This is especially apparent in Florida, where the pressure of rapid population growth on a delicate ecosystem now brings a steady onslaught of environmental face-offs.
Critical of too much compromise, Joe Podgor, Dade County chairman of Friends of the Everglades, says: ``The old movement has decided that something is better than nothing too many times.''
Recently, hard-line environmentalists in Gainesville, Fla., were arrested after perching in trees as bulldozers moved toward them to clear for a high-density development.
This kind of radical action, typical of groups like Greenpeace, was more familiar in early environmentalism days in the early 1970s. This year in Gainesville, it worked. The county commission changed its decision on allowing the development.
Over the past few years, this type of hard-line environmentalism has reached a higher profile than ever in Florida.
``A natural evolution,'' says Tallahassee lawyer and environmentalist David Gluckman of the purists who see environmental causes in absolute, black-and-white terms. ``It's almost critical to keep the movement going.''

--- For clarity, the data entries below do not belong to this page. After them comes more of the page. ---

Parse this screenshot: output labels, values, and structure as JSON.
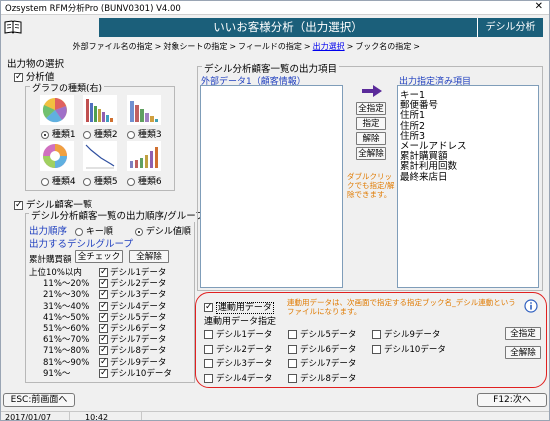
{
  "window_title": "Ozsystem RFM分析Pro (BUNV0301)  V4.00",
  "header": {
    "title": "いいお客様分析（出力選択）",
    "right": "デシル分析"
  },
  "breadcrumbs": [
    {
      "label": "外部ファイル名の指定",
      "current": false
    },
    {
      "label": "対象シートの指定",
      "current": false
    },
    {
      "label": "フィールドの指定",
      "current": false
    },
    {
      "label": "出力選択",
      "current": true
    },
    {
      "label": "ブック名の指定",
      "current": false
    }
  ],
  "output_selection_label": "出力物の選択",
  "distribution": {
    "checkbox_label": "分析値",
    "checked": true,
    "graph_group_title": "グラフの種類(右)",
    "graph_types": [
      {
        "label": "種類1",
        "selected": true
      },
      {
        "label": "種類2",
        "selected": false
      },
      {
        "label": "種類3",
        "selected": false
      },
      {
        "label": "種類4",
        "selected": false
      },
      {
        "label": "種類5",
        "selected": false
      },
      {
        "label": "種類6",
        "selected": false
      }
    ]
  },
  "decile_list": {
    "checkbox_label": "デシル顧客一覧",
    "checked": true,
    "group_title": "デシル分析顧客一覧の出力順序/グループ",
    "order_label": "出力順序",
    "order_options": [
      {
        "label": "キー順",
        "selected": false
      },
      {
        "label": "デシル値順",
        "selected": true
      }
    ],
    "output_groups_label": "出力するデシルグループ",
    "cumulative_label": "累計購買額",
    "check_all": "全チェック",
    "uncheck_all": "全解除",
    "ranges": [
      "上位10%以内",
      "11%〜20%",
      "21%〜30%",
      "31%〜40%",
      "41%〜50%",
      "51%〜60%",
      "61%〜70%",
      "71%〜80%",
      "81%〜90%",
      "91%〜"
    ],
    "groups": [
      {
        "label": "デシル1データ",
        "checked": true
      },
      {
        "label": "デシル2データ",
        "checked": true
      },
      {
        "label": "デシル3データ",
        "checked": true
      },
      {
        "label": "デシル4データ",
        "checked": true
      },
      {
        "label": "デシル5データ",
        "checked": true
      },
      {
        "label": "デシル6データ",
        "checked": true
      },
      {
        "label": "デシル7データ",
        "checked": true
      },
      {
        "label": "デシル8データ",
        "checked": true
      },
      {
        "label": "デシル9データ",
        "checked": true
      },
      {
        "label": "デシル10データ",
        "checked": true
      }
    ]
  },
  "output_items": {
    "group_title": "デシル分析顧客一覧の出力項目",
    "source_label": "外部データ1（顧客情報）",
    "target_label": "出力指定済み項目",
    "buttons": {
      "select_all": "全指定",
      "select": "指定",
      "remove": "解除",
      "remove_all": "全解除"
    },
    "hint": "ダブルクリックでも指定/解除できます。",
    "selected_items": [
      "キー1",
      "郵便番号",
      "住所1",
      "住所2",
      "住所3",
      "メールアドレス",
      "累計購買額",
      "累計利用回数",
      "最終来店日"
    ]
  },
  "linked": {
    "checkbox_label": "連動用データ",
    "checked": true,
    "note": "連動用データは、次画面で指定する指定ブック名_デシル連動というファイルになります。",
    "spec_label": "連動用データ指定",
    "items": [
      {
        "label": "デシル1データ",
        "checked": false
      },
      {
        "label": "デシル2データ",
        "checked": false
      },
      {
        "label": "デシル3データ",
        "checked": false
      },
      {
        "label": "デシル4データ",
        "checked": false
      },
      {
        "label": "デシル5データ",
        "checked": false
      },
      {
        "label": "デシル6データ",
        "checked": false
      },
      {
        "label": "デシル7データ",
        "checked": false
      },
      {
        "label": "デシル8データ",
        "checked": false
      },
      {
        "label": "デシル9データ",
        "checked": false
      },
      {
        "label": "デシル10データ",
        "checked": false
      }
    ],
    "select_all": "全指定",
    "remove_all": "全解除"
  },
  "footer": {
    "back": "ESC:前画面へ",
    "next": "F12:次へ"
  },
  "status": {
    "date": "2017/01/07",
    "time": "10:42"
  }
}
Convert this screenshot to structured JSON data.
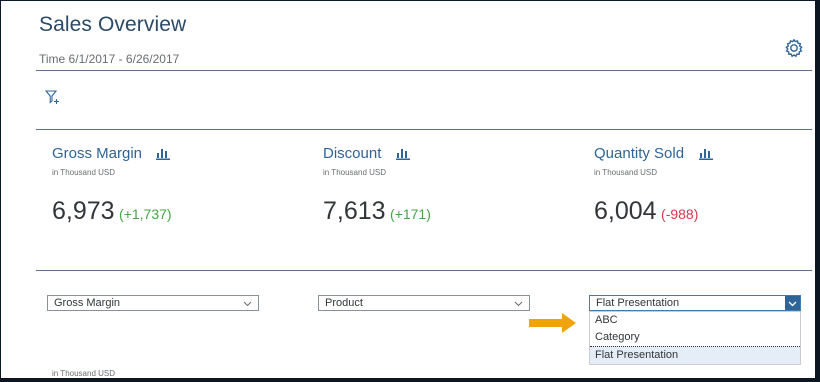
{
  "header": {
    "title": "Sales Overview",
    "subtitle": "Time 6/1/2017 - 6/26/2017",
    "settings_icon": "gear-icon",
    "filter_icon": "filter-add-icon"
  },
  "kpis": [
    {
      "title": "Gross Margin",
      "unit": "in Thousand USD",
      "value": "6,973",
      "delta": "+1,737",
      "delta_sign": "positive",
      "icon": "bar-chart-icon"
    },
    {
      "title": "Discount",
      "unit": "in Thousand USD",
      "value": "7,613",
      "delta": "+171",
      "delta_sign": "positive",
      "icon": "bar-chart-icon"
    },
    {
      "title": "Quantity Sold",
      "unit": "in Thousand USD",
      "value": "6,004",
      "delta": "-988",
      "delta_sign": "negative",
      "icon": "bar-chart-icon"
    }
  ],
  "selects": {
    "measure": {
      "value": "Gross Margin"
    },
    "dimension": {
      "value": "Product"
    },
    "presentation": {
      "value": "Flat Presentation",
      "options": [
        "ABC",
        "Category",
        "Flat Presentation"
      ],
      "selected_index": 2
    }
  },
  "footer": {
    "unit": "in Thousand USD"
  },
  "colors": {
    "title": "#2b4a66",
    "kpi_title": "#2f6497",
    "positive": "#47a447",
    "negative": "#d9364c",
    "arrow": "#f0a30a"
  }
}
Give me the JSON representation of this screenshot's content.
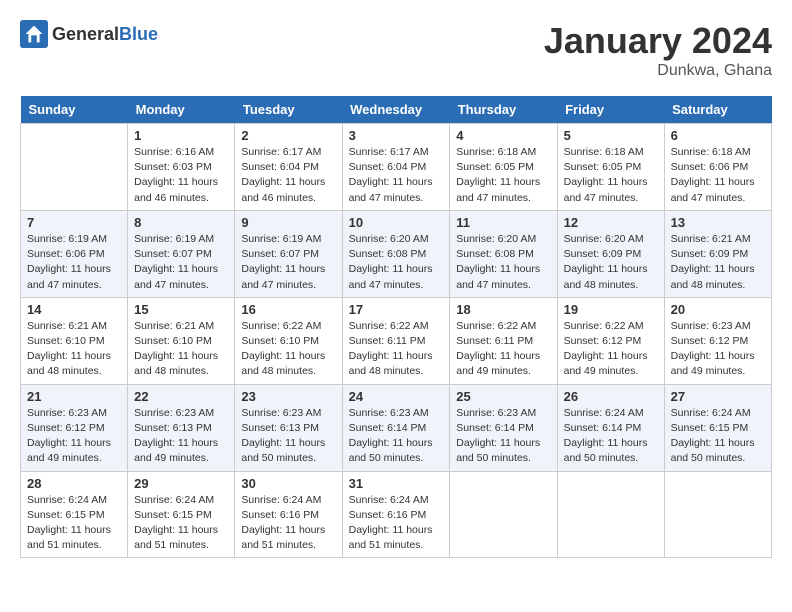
{
  "logo": {
    "text_general": "General",
    "text_blue": "Blue"
  },
  "title": "January 2024",
  "location": "Dunkwa, Ghana",
  "days": [
    "Sunday",
    "Monday",
    "Tuesday",
    "Wednesday",
    "Thursday",
    "Friday",
    "Saturday"
  ],
  "weeks": [
    [
      {
        "date": "",
        "sunrise": "",
        "sunset": "",
        "daylight": ""
      },
      {
        "date": "1",
        "sunrise": "Sunrise: 6:16 AM",
        "sunset": "Sunset: 6:03 PM",
        "daylight": "Daylight: 11 hours and 46 minutes."
      },
      {
        "date": "2",
        "sunrise": "Sunrise: 6:17 AM",
        "sunset": "Sunset: 6:04 PM",
        "daylight": "Daylight: 11 hours and 46 minutes."
      },
      {
        "date": "3",
        "sunrise": "Sunrise: 6:17 AM",
        "sunset": "Sunset: 6:04 PM",
        "daylight": "Daylight: 11 hours and 47 minutes."
      },
      {
        "date": "4",
        "sunrise": "Sunrise: 6:18 AM",
        "sunset": "Sunset: 6:05 PM",
        "daylight": "Daylight: 11 hours and 47 minutes."
      },
      {
        "date": "5",
        "sunrise": "Sunrise: 6:18 AM",
        "sunset": "Sunset: 6:05 PM",
        "daylight": "Daylight: 11 hours and 47 minutes."
      },
      {
        "date": "6",
        "sunrise": "Sunrise: 6:18 AM",
        "sunset": "Sunset: 6:06 PM",
        "daylight": "Daylight: 11 hours and 47 minutes."
      }
    ],
    [
      {
        "date": "7",
        "sunrise": "Sunrise: 6:19 AM",
        "sunset": "Sunset: 6:06 PM",
        "daylight": "Daylight: 11 hours and 47 minutes."
      },
      {
        "date": "8",
        "sunrise": "Sunrise: 6:19 AM",
        "sunset": "Sunset: 6:07 PM",
        "daylight": "Daylight: 11 hours and 47 minutes."
      },
      {
        "date": "9",
        "sunrise": "Sunrise: 6:19 AM",
        "sunset": "Sunset: 6:07 PM",
        "daylight": "Daylight: 11 hours and 47 minutes."
      },
      {
        "date": "10",
        "sunrise": "Sunrise: 6:20 AM",
        "sunset": "Sunset: 6:08 PM",
        "daylight": "Daylight: 11 hours and 47 minutes."
      },
      {
        "date": "11",
        "sunrise": "Sunrise: 6:20 AM",
        "sunset": "Sunset: 6:08 PM",
        "daylight": "Daylight: 11 hours and 47 minutes."
      },
      {
        "date": "12",
        "sunrise": "Sunrise: 6:20 AM",
        "sunset": "Sunset: 6:09 PM",
        "daylight": "Daylight: 11 hours and 48 minutes."
      },
      {
        "date": "13",
        "sunrise": "Sunrise: 6:21 AM",
        "sunset": "Sunset: 6:09 PM",
        "daylight": "Daylight: 11 hours and 48 minutes."
      }
    ],
    [
      {
        "date": "14",
        "sunrise": "Sunrise: 6:21 AM",
        "sunset": "Sunset: 6:10 PM",
        "daylight": "Daylight: 11 hours and 48 minutes."
      },
      {
        "date": "15",
        "sunrise": "Sunrise: 6:21 AM",
        "sunset": "Sunset: 6:10 PM",
        "daylight": "Daylight: 11 hours and 48 minutes."
      },
      {
        "date": "16",
        "sunrise": "Sunrise: 6:22 AM",
        "sunset": "Sunset: 6:10 PM",
        "daylight": "Daylight: 11 hours and 48 minutes."
      },
      {
        "date": "17",
        "sunrise": "Sunrise: 6:22 AM",
        "sunset": "Sunset: 6:11 PM",
        "daylight": "Daylight: 11 hours and 48 minutes."
      },
      {
        "date": "18",
        "sunrise": "Sunrise: 6:22 AM",
        "sunset": "Sunset: 6:11 PM",
        "daylight": "Daylight: 11 hours and 49 minutes."
      },
      {
        "date": "19",
        "sunrise": "Sunrise: 6:22 AM",
        "sunset": "Sunset: 6:12 PM",
        "daylight": "Daylight: 11 hours and 49 minutes."
      },
      {
        "date": "20",
        "sunrise": "Sunrise: 6:23 AM",
        "sunset": "Sunset: 6:12 PM",
        "daylight": "Daylight: 11 hours and 49 minutes."
      }
    ],
    [
      {
        "date": "21",
        "sunrise": "Sunrise: 6:23 AM",
        "sunset": "Sunset: 6:12 PM",
        "daylight": "Daylight: 11 hours and 49 minutes."
      },
      {
        "date": "22",
        "sunrise": "Sunrise: 6:23 AM",
        "sunset": "Sunset: 6:13 PM",
        "daylight": "Daylight: 11 hours and 49 minutes."
      },
      {
        "date": "23",
        "sunrise": "Sunrise: 6:23 AM",
        "sunset": "Sunset: 6:13 PM",
        "daylight": "Daylight: 11 hours and 50 minutes."
      },
      {
        "date": "24",
        "sunrise": "Sunrise: 6:23 AM",
        "sunset": "Sunset: 6:14 PM",
        "daylight": "Daylight: 11 hours and 50 minutes."
      },
      {
        "date": "25",
        "sunrise": "Sunrise: 6:23 AM",
        "sunset": "Sunset: 6:14 PM",
        "daylight": "Daylight: 11 hours and 50 minutes."
      },
      {
        "date": "26",
        "sunrise": "Sunrise: 6:24 AM",
        "sunset": "Sunset: 6:14 PM",
        "daylight": "Daylight: 11 hours and 50 minutes."
      },
      {
        "date": "27",
        "sunrise": "Sunrise: 6:24 AM",
        "sunset": "Sunset: 6:15 PM",
        "daylight": "Daylight: 11 hours and 50 minutes."
      }
    ],
    [
      {
        "date": "28",
        "sunrise": "Sunrise: 6:24 AM",
        "sunset": "Sunset: 6:15 PM",
        "daylight": "Daylight: 11 hours and 51 minutes."
      },
      {
        "date": "29",
        "sunrise": "Sunrise: 6:24 AM",
        "sunset": "Sunset: 6:15 PM",
        "daylight": "Daylight: 11 hours and 51 minutes."
      },
      {
        "date": "30",
        "sunrise": "Sunrise: 6:24 AM",
        "sunset": "Sunset: 6:16 PM",
        "daylight": "Daylight: 11 hours and 51 minutes."
      },
      {
        "date": "31",
        "sunrise": "Sunrise: 6:24 AM",
        "sunset": "Sunset: 6:16 PM",
        "daylight": "Daylight: 11 hours and 51 minutes."
      },
      {
        "date": "",
        "sunrise": "",
        "sunset": "",
        "daylight": ""
      },
      {
        "date": "",
        "sunrise": "",
        "sunset": "",
        "daylight": ""
      },
      {
        "date": "",
        "sunrise": "",
        "sunset": "",
        "daylight": ""
      }
    ]
  ]
}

At the national level, Jeff Webb, international director of Friends of the Earth, says, ``We are getting more impatient.''

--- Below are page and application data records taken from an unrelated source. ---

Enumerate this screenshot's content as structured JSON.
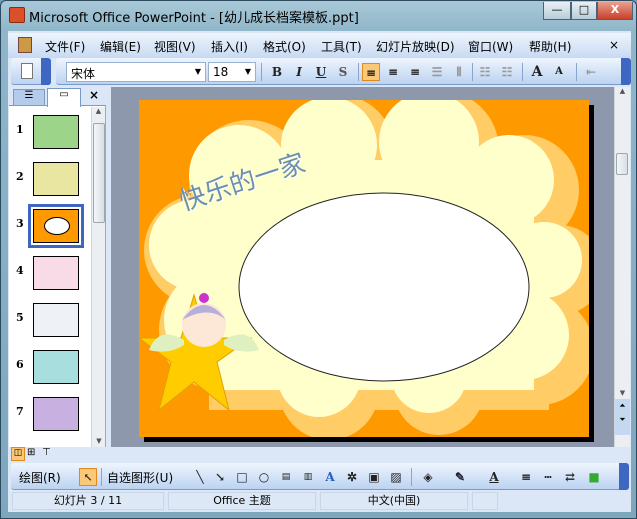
{
  "window": {
    "title": "Microsoft Office PowerPoint - [幼儿成长档案模板.ppt]",
    "minimize": "—",
    "maximize": "□",
    "close": "X"
  },
  "menu": [
    "文件(F)",
    "编辑(E)",
    "视图(V)",
    "插入(I)",
    "格式(O)",
    "工具(T)",
    "幻灯片放映(D)",
    "窗口(W)",
    "帮助(H)"
  ],
  "menu_close": "×",
  "format_toolbar": {
    "font": "宋体",
    "size": "18",
    "bold": "B",
    "italic": "I",
    "underline": "U",
    "shadow": "S",
    "grow": "A",
    "shrink": "A"
  },
  "slides_pane": {
    "numbers": [
      "1",
      "2",
      "3",
      "4",
      "5",
      "6",
      "7"
    ],
    "selected": 3,
    "close": "×"
  },
  "slide": {
    "title": "快乐的一家",
    "background": "#ff9900",
    "cloud": "#ffffcc"
  },
  "drawing_toolbar": {
    "draw": "绘图(R)",
    "autoshapes": "自选图形(U)"
  },
  "status": {
    "slide": "幻灯片 3 / 11",
    "theme": "Office 主题",
    "language": "中文(中国)"
  }
}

He was annoyed to watch the leaders of two major environmental organizations make conciliatory statements toward the Bush administration recently, without - in Mr. Webb's view - getting any deserving action from the White House. ``After the last eight years [of Reagan-led environmental policy], I don't think people are in much of a mood to give more ground.''
In Florida, the tension between compromise and confrontation over environmental issues emanates from a variety of environmental and neighborhood groups uncomfortable with the dealmaking of a few of the largest, most established groups.
With Lake Okeechobee - which feeds the Everglades and much of urban south Florida's water supply - on the brink of ecological death, the vast Everglades themselves unhealthy, the loss of wetlands slowed but continuing, and a number of popular local species on the endangered list, Florida environmentalists increasingly claim no room for compromise.
Those most often accused of compromising too soon, too easily, contend that they must pick their battles to be effective and that they increase their clout and credibility with politicians and regulatory agencies by negotiating reasonably.